▶ [TASK DESCRIPTION]: Nothing but the data itself, reproduced exactly, is the expected answer.

(DATA FOR THE TASK begins)

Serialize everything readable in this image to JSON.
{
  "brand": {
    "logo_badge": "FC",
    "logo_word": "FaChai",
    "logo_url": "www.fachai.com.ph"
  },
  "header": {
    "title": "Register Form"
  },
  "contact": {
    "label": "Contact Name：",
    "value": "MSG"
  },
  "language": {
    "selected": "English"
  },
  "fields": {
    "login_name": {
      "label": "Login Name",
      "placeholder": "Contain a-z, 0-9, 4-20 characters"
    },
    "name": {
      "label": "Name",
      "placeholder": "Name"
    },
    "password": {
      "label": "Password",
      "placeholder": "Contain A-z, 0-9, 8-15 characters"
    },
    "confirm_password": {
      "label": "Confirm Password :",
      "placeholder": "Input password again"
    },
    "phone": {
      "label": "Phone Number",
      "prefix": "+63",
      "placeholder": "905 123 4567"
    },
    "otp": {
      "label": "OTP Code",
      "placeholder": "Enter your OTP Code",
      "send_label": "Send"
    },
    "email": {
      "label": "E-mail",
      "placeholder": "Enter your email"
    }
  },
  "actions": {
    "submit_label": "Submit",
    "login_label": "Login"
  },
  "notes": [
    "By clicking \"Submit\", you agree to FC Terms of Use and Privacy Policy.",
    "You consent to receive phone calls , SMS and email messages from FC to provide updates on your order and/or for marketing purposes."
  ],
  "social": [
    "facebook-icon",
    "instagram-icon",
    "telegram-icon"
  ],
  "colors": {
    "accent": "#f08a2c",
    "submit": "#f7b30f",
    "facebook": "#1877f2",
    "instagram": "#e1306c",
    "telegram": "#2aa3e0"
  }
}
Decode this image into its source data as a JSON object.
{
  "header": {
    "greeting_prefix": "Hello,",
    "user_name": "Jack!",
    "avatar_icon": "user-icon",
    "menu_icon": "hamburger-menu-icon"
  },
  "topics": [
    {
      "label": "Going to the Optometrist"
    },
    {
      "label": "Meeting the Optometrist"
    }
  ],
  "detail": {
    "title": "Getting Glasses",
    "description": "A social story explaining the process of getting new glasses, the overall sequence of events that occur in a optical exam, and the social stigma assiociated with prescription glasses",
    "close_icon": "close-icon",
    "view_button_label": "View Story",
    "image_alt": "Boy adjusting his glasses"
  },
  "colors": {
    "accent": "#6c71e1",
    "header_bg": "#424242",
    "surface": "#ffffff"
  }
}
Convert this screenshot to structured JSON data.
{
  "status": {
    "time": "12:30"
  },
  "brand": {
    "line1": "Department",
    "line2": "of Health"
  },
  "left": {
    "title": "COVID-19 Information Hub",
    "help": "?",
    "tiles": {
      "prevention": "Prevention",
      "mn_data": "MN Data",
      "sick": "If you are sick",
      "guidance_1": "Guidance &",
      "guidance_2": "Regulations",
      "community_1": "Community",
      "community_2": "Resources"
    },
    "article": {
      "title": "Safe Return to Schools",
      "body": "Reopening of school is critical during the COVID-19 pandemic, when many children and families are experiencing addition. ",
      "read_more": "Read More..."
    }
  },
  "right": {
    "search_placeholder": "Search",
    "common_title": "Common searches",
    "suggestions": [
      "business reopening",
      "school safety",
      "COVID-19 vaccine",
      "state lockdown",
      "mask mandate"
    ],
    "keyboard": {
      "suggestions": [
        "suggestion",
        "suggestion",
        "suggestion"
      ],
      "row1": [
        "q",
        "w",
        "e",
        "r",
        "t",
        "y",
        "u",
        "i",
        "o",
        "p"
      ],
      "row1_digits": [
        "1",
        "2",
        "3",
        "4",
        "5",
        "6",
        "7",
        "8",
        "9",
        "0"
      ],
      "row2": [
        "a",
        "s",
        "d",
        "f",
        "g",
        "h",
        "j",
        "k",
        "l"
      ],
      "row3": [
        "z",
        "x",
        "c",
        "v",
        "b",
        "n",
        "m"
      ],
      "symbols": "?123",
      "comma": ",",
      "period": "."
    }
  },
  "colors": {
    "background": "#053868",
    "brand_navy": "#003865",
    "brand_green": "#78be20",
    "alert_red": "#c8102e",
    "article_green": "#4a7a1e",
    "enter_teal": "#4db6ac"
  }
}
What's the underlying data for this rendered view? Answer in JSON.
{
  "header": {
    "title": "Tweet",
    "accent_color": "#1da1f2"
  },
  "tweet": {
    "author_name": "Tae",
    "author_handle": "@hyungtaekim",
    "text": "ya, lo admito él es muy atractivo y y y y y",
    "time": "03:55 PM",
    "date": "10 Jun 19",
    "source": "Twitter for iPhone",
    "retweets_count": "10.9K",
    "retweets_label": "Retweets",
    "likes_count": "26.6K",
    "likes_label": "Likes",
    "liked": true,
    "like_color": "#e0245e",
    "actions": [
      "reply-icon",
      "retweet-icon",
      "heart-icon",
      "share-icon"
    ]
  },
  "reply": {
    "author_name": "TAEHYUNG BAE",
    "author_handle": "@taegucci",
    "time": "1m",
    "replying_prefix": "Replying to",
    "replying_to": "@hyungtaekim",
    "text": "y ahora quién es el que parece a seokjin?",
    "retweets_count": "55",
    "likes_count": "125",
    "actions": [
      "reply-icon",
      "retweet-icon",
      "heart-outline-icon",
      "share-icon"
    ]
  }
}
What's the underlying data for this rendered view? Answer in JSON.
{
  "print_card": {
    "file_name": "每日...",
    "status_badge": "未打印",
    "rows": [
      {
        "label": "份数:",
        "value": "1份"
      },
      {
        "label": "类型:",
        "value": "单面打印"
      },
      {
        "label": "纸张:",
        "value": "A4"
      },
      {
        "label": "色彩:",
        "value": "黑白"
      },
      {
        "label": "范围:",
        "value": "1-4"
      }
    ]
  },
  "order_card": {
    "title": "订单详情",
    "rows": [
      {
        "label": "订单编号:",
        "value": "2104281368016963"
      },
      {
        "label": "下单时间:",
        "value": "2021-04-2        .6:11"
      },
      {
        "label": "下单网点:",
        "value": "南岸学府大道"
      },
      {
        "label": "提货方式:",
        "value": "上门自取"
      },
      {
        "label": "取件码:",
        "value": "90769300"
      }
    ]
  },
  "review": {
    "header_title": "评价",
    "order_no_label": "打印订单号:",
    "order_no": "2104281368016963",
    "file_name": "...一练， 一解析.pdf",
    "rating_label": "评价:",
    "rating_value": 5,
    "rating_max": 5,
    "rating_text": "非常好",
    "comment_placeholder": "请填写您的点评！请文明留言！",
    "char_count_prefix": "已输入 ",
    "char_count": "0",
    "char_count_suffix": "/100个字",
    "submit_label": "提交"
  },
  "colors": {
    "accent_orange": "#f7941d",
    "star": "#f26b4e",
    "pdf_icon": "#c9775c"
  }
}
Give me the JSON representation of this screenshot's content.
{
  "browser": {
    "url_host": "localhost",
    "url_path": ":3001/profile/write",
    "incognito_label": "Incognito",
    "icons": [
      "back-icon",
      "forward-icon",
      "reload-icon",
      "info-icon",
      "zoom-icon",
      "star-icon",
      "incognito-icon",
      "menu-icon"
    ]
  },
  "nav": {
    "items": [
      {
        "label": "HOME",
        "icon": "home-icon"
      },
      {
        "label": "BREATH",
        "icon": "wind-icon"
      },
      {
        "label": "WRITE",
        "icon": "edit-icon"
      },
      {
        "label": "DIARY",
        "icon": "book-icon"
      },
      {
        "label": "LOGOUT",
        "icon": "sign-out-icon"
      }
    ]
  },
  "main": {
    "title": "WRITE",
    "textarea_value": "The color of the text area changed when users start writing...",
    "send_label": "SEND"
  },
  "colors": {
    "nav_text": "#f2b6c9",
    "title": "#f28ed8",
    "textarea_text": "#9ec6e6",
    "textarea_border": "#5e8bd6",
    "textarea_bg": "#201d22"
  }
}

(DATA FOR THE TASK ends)

▶ [ANSWER BOX]:
Serialize everything readable in this image to JSON.
{
  "brand": {
    "logo_badge": "FC",
    "logo_word": "FaChai",
    "logo_url": "www.fachai.com.ph"
  },
  "header": {
    "title": "Register Form"
  },
  "contact": {
    "label": "Contact Name：",
    "value": "MSG"
  },
  "language": {
    "selected": "English"
  },
  "fields": {
    "login_name": {
      "label": "Login Name",
      "placeholder": "Contain a-z, 0-9, 4-20 characters"
    },
    "name": {
      "label": "Name",
      "placeholder": "Name"
    },
    "password": {
      "label": "Password",
      "placeholder": "Contain A-z, 0-9, 8-15 characters"
    },
    "confirm_password": {
      "label": "Confirm Password :",
      "placeholder": "Input password again"
    },
    "phone": {
      "label": "Phone Number",
      "prefix": "+63",
      "placeholder": "905 123 4567"
    },
    "otp": {
      "label": "OTP Code",
      "placeholder": "Enter your OTP Code",
      "send_label": "Send"
    },
    "email": {
      "label": "E-mail",
      "placeholder": "Enter your email"
    }
  },
  "actions": {
    "submit_label": "Submit",
    "login_label": "Login"
  },
  "notes": [
    "By clicking \"Submit\", you agree to FC Terms of Use and Privacy Policy.",
    "You consent to receive phone calls , SMS and email messages from FC to provide updates on your order and/or for marketing purposes."
  ],
  "social": [
    "facebook-icon",
    "instagram-icon",
    "telegram-icon"
  ],
  "colors": {
    "accent": "#f08a2c",
    "submit": "#f7b30f",
    "facebook": "#1877f2",
    "instagram": "#e1306c",
    "telegram": "#2aa3e0"
  }
}
Decode this image into its source data as a JSON object.
{
  "header": {
    "greeting_prefix": "Hello,",
    "user_name": "Jack!",
    "avatar_icon": "user-icon",
    "menu_icon": "hamburger-menu-icon"
  },
  "topics": [
    {
      "label": "Going to the Optometrist"
    },
    {
      "label": "Meeting the Optometrist"
    }
  ],
  "detail": {
    "title": "Getting Glasses",
    "description": "A social story explaining the process of getting new glasses, the overall sequence of events that occur in a optical exam, and the social stigma assiociated with prescription glasses",
    "close_icon": "close-icon",
    "view_button_label": "View Story",
    "image_alt": "Boy adjusting his glasses"
  },
  "colors": {
    "accent": "#6c71e1",
    "header_bg": "#424242",
    "surface": "#ffffff"
  }
}
Convert this screenshot to structured JSON data.
{
  "status": {
    "time": "12:30"
  },
  "brand": {
    "line1": "Department",
    "line2": "of Health"
  },
  "left": {
    "title": "COVID-19 Information Hub",
    "help": "?",
    "tiles": {
      "prevention": "Prevention",
      "mn_data": "MN Data",
      "sick": "If you are sick",
      "guidance_1": "Guidance &",
      "guidance_2": "Regulations",
      "community_1": "Community",
      "community_2": "Resources"
    },
    "article": {
      "title": "Safe Return to Schools",
      "body": "Reopening of school is critical during the COVID-19 pandemic, when many children and families are experiencing addition. ",
      "read_more": "Read More..."
    }
  },
  "right": {
    "search_placeholder": "Search",
    "common_title": "Common searches",
    "suggestions": [
      "business reopening",
      "school safety",
      "COVID-19 vaccine",
      "state lockdown",
      "mask mandate"
    ],
    "keyboard": {
      "suggestions": [
        "suggestion",
        "suggestion",
        "suggestion"
      ],
      "row1": [
        "q",
        "w",
        "e",
        "r",
        "t",
        "y",
        "u",
        "i",
        "o",
        "p"
      ],
      "row1_digits": [
        "1",
        "2",
        "3",
        "4",
        "5",
        "6",
        "7",
        "8",
        "9",
        "0"
      ],
      "row2": [
        "a",
        "s",
        "d",
        "f",
        "g",
        "h",
        "j",
        "k",
        "l"
      ],
      "row3": [
        "z",
        "x",
        "c",
        "v",
        "b",
        "n",
        "m"
      ],
      "symbols": "?123",
      "comma": ",",
      "period": "."
    }
  },
  "colors": {
    "background": "#053868",
    "brand_navy": "#003865",
    "brand_green": "#78be20",
    "alert_red": "#c8102e",
    "article_green": "#4a7a1e",
    "enter_teal": "#4db6ac"
  }
}
What's the underlying data for this rendered view? Answer in JSON.
{
  "header": {
    "title": "Tweet",
    "accent_color": "#1da1f2"
  },
  "tweet": {
    "author_name": "Tae",
    "author_handle": "@hyungtaekim",
    "text": "ya, lo admito él es muy atractivo y y y y y",
    "time": "03:55 PM",
    "date": "10 Jun 19",
    "source": "Twitter for iPhone",
    "retweets_count": "10.9K",
    "retweets_label": "Retweets",
    "likes_count": "26.6K",
    "likes_label": "Likes",
    "liked": true,
    "like_color": "#e0245e",
    "actions": [
      "reply-icon",
      "retweet-icon",
      "heart-icon",
      "share-icon"
    ]
  },
  "reply": {
    "author_name": "TAEHYUNG BAE",
    "author_handle": "@taegucci",
    "time": "1m",
    "replying_prefix": "Replying to",
    "replying_to": "@hyungtaekim",
    "text": "y ahora quién es el que parece a seokjin?",
    "retweets_count": "55",
    "likes_count": "125",
    "actions": [
      "reply-icon",
      "retweet-icon",
      "heart-outline-icon",
      "share-icon"
    ]
  }
}
What's the underlying data for this rendered view? Answer in JSON.
{
  "print_card": {
    "file_name": "每日...",
    "status_badge": "未打印",
    "rows": [
      {
        "label": "份数:",
        "value": "1份"
      },
      {
        "label": "类型:",
        "value": "单面打印"
      },
      {
        "label": "纸张:",
        "value": "A4"
      },
      {
        "label": "色彩:",
        "value": "黑白"
      },
      {
        "label": "范围:",
        "value": "1-4"
      }
    ]
  },
  "order_card": {
    "title": "订单详情",
    "rows": [
      {
        "label": "订单编号:",
        "value": "2104281368016963"
      },
      {
        "label": "下单时间:",
        "value": "2021-04-2        .6:11"
      },
      {
        "label": "下单网点:",
        "value": "南岸学府大道"
      },
      {
        "label": "提货方式:",
        "value": "上门自取"
      },
      {
        "label": "取件码:",
        "value": "90769300"
      }
    ]
  },
  "review": {
    "header_title": "评价",
    "order_no_label": "打印订单号:",
    "order_no": "2104281368016963",
    "file_name": "...一练， 一解析.pdf",
    "rating_label": "评价:",
    "rating_value": 5,
    "rating_max": 5,
    "rating_text": "非常好",
    "comment_placeholder": "请填写您的点评！请文明留言！",
    "char_count_prefix": "已输入 ",
    "char_count": "0",
    "char_count_suffix": "/100个字",
    "submit_label": "提交"
  },
  "colors": {
    "accent_orange": "#f7941d",
    "star": "#f26b4e",
    "pdf_icon": "#c9775c"
  }
}
Give me the JSON representation of this screenshot's content.
{
  "browser": {
    "url_host": "localhost",
    "url_path": ":3001/profile/write",
    "incognito_label": "Incognito",
    "icons": [
      "back-icon",
      "forward-icon",
      "reload-icon",
      "info-icon",
      "zoom-icon",
      "star-icon",
      "incognito-icon",
      "menu-icon"
    ]
  },
  "nav": {
    "items": [
      {
        "label": "HOME",
        "icon": "home-icon"
      },
      {
        "label": "BREATH",
        "icon": "wind-icon"
      },
      {
        "label": "WRITE",
        "icon": "edit-icon"
      },
      {
        "label": "DIARY",
        "icon": "book-icon"
      },
      {
        "label": "LOGOUT",
        "icon": "sign-out-icon"
      }
    ]
  },
  "main": {
    "title": "WRITE",
    "textarea_value": "The color of the text area changed when users start writing...",
    "send_label": "SEND"
  },
  "colors": {
    "nav_text": "#f2b6c9",
    "title": "#f28ed8",
    "textarea_text": "#9ec6e6",
    "textarea_border": "#5e8bd6",
    "textarea_bg": "#201d22"
  }
}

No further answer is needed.